**Work request**
How many lines in the material below include the word "CLOSE"? Give only the number.

═════ Dataset records

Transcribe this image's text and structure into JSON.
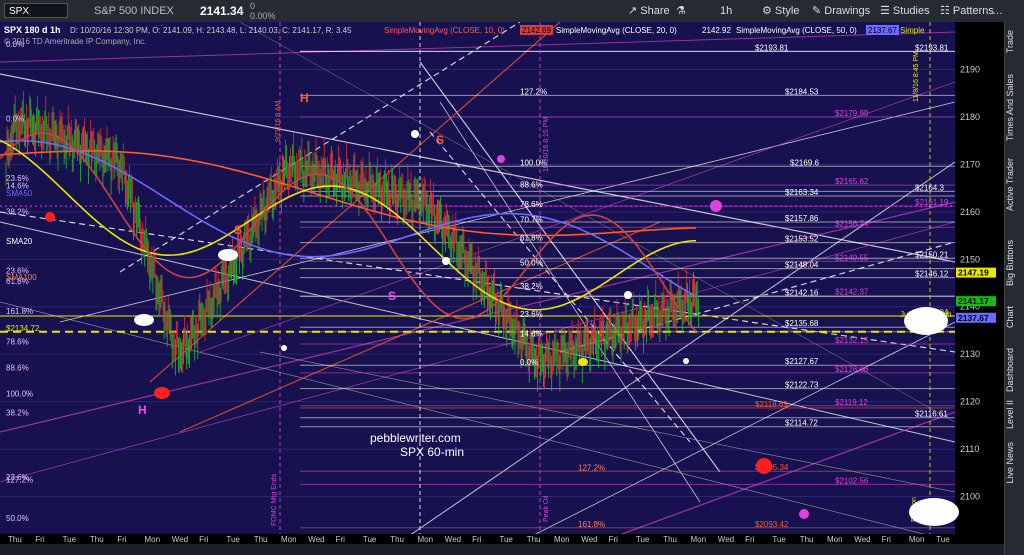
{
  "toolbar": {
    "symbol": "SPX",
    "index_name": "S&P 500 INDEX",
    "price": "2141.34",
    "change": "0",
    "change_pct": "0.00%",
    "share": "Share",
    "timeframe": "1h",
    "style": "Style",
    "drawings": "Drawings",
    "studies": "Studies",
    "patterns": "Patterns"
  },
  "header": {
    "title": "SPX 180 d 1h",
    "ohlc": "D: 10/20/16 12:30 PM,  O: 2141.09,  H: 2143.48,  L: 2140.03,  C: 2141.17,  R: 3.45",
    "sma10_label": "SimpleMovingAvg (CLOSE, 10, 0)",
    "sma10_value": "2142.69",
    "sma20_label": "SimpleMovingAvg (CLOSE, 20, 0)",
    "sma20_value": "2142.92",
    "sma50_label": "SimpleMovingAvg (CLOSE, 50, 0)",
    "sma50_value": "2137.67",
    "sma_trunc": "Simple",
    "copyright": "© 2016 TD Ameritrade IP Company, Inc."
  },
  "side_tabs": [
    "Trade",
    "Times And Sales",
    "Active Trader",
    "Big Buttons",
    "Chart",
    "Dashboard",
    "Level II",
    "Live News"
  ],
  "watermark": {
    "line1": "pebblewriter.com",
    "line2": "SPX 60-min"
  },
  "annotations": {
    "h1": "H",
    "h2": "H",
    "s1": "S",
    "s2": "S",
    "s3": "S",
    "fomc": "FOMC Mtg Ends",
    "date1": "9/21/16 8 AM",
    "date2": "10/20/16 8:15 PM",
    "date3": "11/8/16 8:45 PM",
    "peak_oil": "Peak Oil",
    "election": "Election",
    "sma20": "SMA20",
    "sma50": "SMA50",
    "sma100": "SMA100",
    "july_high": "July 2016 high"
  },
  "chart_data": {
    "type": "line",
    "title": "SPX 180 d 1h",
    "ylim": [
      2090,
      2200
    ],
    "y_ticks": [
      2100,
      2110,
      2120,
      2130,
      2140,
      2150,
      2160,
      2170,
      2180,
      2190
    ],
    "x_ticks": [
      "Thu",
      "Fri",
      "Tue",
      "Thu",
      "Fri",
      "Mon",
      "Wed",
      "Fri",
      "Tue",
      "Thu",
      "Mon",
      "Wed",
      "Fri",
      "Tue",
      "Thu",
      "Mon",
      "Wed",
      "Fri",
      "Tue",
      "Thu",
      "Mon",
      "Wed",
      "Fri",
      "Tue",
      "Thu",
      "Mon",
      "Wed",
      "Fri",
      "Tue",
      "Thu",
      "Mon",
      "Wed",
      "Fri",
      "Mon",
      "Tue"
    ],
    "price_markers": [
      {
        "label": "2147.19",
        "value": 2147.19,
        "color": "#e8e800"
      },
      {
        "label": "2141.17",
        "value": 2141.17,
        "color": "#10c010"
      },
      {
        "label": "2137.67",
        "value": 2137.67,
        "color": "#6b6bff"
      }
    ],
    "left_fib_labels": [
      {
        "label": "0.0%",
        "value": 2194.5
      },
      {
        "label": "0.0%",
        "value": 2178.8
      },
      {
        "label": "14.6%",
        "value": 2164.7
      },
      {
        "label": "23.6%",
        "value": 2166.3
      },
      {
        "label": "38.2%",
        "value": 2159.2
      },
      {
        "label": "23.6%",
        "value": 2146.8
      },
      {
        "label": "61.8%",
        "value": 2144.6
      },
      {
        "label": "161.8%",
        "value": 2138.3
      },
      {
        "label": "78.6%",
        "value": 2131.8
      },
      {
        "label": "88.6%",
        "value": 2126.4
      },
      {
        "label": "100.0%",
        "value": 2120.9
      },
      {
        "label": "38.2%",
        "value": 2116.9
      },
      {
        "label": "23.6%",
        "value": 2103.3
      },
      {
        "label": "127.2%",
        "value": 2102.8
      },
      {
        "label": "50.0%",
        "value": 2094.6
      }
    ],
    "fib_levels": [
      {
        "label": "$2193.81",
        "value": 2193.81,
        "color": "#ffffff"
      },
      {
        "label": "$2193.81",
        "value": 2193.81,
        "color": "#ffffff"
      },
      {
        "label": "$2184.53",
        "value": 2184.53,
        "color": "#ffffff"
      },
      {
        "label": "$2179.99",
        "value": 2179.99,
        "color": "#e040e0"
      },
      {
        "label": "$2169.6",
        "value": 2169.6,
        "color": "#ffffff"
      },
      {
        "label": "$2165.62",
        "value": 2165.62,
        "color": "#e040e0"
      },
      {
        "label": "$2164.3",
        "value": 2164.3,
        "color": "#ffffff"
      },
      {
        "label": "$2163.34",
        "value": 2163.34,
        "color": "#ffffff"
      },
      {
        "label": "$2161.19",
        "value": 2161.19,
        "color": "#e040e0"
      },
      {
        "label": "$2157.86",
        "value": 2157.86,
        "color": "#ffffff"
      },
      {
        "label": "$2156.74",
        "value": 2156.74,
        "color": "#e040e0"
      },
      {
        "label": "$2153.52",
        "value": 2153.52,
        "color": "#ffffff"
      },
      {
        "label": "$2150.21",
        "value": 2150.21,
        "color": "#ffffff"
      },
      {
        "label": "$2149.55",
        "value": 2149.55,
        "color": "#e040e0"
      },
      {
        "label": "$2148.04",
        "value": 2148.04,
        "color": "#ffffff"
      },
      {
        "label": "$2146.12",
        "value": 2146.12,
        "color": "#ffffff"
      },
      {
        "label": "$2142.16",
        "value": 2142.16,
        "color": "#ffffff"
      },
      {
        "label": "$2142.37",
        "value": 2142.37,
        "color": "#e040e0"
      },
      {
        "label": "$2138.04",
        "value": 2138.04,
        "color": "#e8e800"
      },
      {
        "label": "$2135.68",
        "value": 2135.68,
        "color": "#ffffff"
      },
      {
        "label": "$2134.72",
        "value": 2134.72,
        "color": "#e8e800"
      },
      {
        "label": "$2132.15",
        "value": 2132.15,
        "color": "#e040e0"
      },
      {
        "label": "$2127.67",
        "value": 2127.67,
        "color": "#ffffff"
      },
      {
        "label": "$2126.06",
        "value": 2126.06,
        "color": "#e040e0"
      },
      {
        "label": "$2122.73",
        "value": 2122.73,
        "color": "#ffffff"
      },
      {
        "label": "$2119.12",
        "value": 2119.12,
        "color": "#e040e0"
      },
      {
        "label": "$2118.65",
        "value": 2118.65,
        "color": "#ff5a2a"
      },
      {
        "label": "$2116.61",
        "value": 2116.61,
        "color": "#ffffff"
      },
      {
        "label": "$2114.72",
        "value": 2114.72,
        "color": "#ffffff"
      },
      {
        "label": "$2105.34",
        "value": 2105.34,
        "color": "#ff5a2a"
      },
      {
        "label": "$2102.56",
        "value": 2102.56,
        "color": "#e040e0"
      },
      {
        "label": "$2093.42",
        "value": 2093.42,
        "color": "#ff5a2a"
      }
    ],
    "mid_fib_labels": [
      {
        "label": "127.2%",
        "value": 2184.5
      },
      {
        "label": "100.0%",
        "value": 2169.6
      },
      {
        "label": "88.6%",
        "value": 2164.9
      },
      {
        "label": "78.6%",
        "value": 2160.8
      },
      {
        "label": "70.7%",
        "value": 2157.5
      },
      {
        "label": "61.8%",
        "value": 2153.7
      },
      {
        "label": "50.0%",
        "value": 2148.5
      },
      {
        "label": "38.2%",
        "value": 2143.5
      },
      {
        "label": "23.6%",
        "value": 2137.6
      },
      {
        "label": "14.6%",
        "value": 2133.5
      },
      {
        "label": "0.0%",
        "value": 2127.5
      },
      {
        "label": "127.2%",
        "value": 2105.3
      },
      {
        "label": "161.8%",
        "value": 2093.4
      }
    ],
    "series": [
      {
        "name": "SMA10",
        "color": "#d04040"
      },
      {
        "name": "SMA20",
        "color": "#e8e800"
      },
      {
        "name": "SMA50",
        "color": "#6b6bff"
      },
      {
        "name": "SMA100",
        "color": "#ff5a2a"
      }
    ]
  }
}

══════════

**Your response**
3